Over 2009 and 2010, the Australian Research Council undertook to rank journals in the Arts & Humanities Sector as part of the “Excellence in Research for Australia” initiative. Law journals were included in the ranking. Now the rankings that were assigned are being reviewed and new rankings will be released in 2012. Thomson Reuters has observed there may be some unintended long-term consequences of the ERA methodology and outcomes. To communicate these concerns, we have released a position statement.
By James Allan. I am a bill of rights sceptic. A good number of the peer reviewed law journal articles I have written in the last decade or so, plus a bunch of book chapters, have been related to the issue of bills of rights, about a couple of dozen such pieces.
By Leighton McDonald. In Plaintiff S157/2002 v Commonwealth (2003) 211 CLR 476, the High Court held that s 75(v) of the Constitution entrenches a “minimum provision of judicial review” which limits the effectiveness of statutory attempts to impair the judicial review of Commonwealth administrative action and constitutes a “textual reinforcement” of the “rule of law”.

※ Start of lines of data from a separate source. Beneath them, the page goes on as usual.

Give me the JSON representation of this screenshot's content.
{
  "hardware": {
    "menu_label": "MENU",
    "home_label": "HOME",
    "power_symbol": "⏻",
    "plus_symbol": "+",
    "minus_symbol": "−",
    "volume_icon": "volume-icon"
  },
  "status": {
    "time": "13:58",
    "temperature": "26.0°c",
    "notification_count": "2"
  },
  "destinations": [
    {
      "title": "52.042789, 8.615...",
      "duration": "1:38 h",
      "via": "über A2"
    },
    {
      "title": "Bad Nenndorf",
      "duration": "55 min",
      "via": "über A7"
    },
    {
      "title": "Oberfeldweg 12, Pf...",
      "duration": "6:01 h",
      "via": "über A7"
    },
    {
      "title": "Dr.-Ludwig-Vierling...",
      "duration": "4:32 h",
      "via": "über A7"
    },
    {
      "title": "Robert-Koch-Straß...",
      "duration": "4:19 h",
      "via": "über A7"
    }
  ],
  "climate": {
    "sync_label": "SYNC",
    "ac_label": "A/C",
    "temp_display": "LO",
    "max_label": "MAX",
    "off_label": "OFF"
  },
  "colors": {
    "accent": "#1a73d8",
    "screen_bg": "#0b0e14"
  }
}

By Chris Finn. In Kirk v Industrial Relations Commission (NSW) (2010) 239 CLR 531, the High Court has made a strong statement setting out a clear Ch III basis for supervisory judicial review of inferior courts and tribunals acting under State legislation. The corollary is that privative clauses will be of limited effect, being unable to validly exclude review for jurisdictional error.